Preparation.—Prepare a tincture from the recent bark, ℥viij. to Alcohol 50° Oj. Dose from gtts. v. to ℨj.
Whilst this, as well as other varieties of the willow, possess feeble tonic and antiperiodic properties, there are so many better remedies of this class that it would be well to dispense with its use altogether, had it no other action. But there is a class of cases in which the Salix is a very decided antiperiodic, and if these can be distinguished, the remedy will be valuable. I believe it is in those in which there is increased secretion from mucous membranes, and especially where there is the septic tendency, marked by fetid discharges, foul tongue, etc. In typhoid disease it may be employed both as a tonic and antiseptic, using the smaller dose named. The remedy is easily prepared, and may well replace some inferior articles that have hitherto been employed.
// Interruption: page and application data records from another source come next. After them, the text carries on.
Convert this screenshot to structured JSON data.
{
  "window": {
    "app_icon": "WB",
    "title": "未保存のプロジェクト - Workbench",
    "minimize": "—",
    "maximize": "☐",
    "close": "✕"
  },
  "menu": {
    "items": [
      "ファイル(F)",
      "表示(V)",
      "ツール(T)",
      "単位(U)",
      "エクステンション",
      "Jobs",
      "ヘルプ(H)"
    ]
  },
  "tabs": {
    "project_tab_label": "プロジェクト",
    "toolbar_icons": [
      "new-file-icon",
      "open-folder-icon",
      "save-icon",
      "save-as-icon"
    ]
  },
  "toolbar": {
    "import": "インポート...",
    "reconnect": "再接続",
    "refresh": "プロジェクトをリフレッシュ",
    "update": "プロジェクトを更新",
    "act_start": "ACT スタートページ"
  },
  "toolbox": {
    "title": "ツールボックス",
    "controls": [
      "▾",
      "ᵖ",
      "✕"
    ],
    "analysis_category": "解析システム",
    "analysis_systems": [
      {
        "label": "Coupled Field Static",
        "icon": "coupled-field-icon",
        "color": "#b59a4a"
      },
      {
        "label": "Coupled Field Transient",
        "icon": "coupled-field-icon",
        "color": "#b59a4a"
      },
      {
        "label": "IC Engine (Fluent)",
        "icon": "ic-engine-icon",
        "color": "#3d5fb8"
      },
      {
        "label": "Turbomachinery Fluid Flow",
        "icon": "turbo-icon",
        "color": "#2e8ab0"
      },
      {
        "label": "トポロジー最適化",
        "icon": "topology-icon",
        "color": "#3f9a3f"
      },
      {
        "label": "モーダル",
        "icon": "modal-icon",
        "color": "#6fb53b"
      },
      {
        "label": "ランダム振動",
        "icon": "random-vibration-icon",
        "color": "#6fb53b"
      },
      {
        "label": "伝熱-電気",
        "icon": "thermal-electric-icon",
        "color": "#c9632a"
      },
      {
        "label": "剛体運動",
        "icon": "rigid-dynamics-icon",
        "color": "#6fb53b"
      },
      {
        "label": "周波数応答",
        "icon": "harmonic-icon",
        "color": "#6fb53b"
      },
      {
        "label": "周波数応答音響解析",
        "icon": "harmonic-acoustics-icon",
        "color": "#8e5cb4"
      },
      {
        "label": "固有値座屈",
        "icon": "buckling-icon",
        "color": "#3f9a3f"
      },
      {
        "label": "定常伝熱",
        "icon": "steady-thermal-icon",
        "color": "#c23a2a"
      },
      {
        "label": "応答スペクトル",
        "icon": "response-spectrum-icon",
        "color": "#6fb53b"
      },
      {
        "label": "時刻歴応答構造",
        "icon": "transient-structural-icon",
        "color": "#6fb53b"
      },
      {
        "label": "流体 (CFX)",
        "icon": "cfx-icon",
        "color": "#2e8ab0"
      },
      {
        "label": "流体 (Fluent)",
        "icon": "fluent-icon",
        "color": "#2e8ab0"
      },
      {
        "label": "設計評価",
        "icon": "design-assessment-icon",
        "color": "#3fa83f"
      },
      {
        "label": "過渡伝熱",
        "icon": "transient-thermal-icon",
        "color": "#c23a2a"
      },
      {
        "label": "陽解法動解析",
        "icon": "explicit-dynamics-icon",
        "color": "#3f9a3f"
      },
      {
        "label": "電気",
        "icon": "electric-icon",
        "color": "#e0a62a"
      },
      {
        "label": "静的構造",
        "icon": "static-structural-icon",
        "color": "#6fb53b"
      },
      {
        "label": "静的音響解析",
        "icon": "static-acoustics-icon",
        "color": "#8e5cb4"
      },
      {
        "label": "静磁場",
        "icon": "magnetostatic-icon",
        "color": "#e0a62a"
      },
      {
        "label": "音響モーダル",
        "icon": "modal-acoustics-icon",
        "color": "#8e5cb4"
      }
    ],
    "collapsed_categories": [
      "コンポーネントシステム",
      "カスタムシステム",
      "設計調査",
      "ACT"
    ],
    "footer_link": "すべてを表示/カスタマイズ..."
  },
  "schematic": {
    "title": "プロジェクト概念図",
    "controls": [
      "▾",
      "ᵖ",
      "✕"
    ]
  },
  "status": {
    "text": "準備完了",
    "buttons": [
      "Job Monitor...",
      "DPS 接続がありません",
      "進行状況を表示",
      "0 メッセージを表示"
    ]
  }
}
Specific Medication and Specific Medicines, 1870, was written by John M. Scudder, M.D.